The first act was a comedy about a lion/man combination creature that they had picked up somehow in their travels, but instead of wanting to eat them, he was offering them cupcakes and tea. Yes, it was supposed to be strange, but the audience got it well enough that two people I interviewed said it was their favorite of the three acts. The second act got even stranger in that Commander Leroux brought out a talking head in a jar who could tell people’s futures. Airship Isabella’s first mate, Javert Marchand, did a fabulous job of appearing un-human, otherworldly, totally mad, and sneering down his nose at the silly humans that came to look in his jar. Kudos for a job well done! That act was also a comedy in which three local celebrities from the anime community, Chris Ayres, Greg Ayres, and Carli Mosier, were supposedly selected randomly from the audience and then told the worst futures imaginable insulting and exchanging insults with the head in the jar all the while. The third act was fire spinning with first fire poi, then flaming sticks and finally belly dancing with flaming iron fans.

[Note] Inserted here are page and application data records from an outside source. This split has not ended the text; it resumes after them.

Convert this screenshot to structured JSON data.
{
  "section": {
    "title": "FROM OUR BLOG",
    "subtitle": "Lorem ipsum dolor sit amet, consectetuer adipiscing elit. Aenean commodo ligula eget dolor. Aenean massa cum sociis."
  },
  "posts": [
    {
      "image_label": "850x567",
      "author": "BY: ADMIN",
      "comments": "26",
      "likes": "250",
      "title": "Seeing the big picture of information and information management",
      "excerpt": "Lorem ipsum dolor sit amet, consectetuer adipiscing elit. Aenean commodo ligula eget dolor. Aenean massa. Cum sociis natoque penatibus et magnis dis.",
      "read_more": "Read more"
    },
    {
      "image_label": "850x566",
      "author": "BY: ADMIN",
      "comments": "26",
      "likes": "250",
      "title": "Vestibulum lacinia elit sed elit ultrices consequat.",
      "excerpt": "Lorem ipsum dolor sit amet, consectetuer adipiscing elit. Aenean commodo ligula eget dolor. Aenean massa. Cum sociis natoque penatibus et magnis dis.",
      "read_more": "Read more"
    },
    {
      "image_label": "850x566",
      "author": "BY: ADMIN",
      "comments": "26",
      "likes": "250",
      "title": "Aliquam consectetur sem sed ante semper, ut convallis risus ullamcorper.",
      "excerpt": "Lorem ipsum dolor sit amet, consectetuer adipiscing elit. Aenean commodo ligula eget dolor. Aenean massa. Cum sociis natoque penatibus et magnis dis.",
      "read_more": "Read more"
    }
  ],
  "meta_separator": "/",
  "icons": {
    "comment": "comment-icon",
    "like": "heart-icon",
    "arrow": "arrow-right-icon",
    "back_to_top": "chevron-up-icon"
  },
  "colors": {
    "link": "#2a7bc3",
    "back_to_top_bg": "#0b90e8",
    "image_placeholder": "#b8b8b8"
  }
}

This was followed by a dance in which Airship Isabella once again broke stereotypes by playing tunes from Swan Lake, much to the surprise of everyone. I have to say that I believe in breaking stereotypes in a big way and that seemed to work just fine. It is difficult; however, to get Americans to dance much to a waltz, so after about 30 minutes, they managed to convince the historical society staff to permit the DJ to shift to more modern music. The DJ played excellent dance music, and we were really enjoying it, but unfortunately time ran out for the dance after only a few of his livelier selections.
By the end of Sunday, we found people from all walks of life, including the Texas Army, the Bobbies, and the Beefeaters, had become very friendly, wanted to take pictures with us, and thanked us all for coming. There can be no doubt this invasion was a huge success for both our Steampunk community (worldwide as well as locally) and for one of the most popular historical festivals in America. This sort of mutual exchange and support should continue to help many different parts of society come together and make the world just a lot more healthy and fun for all of us in the future!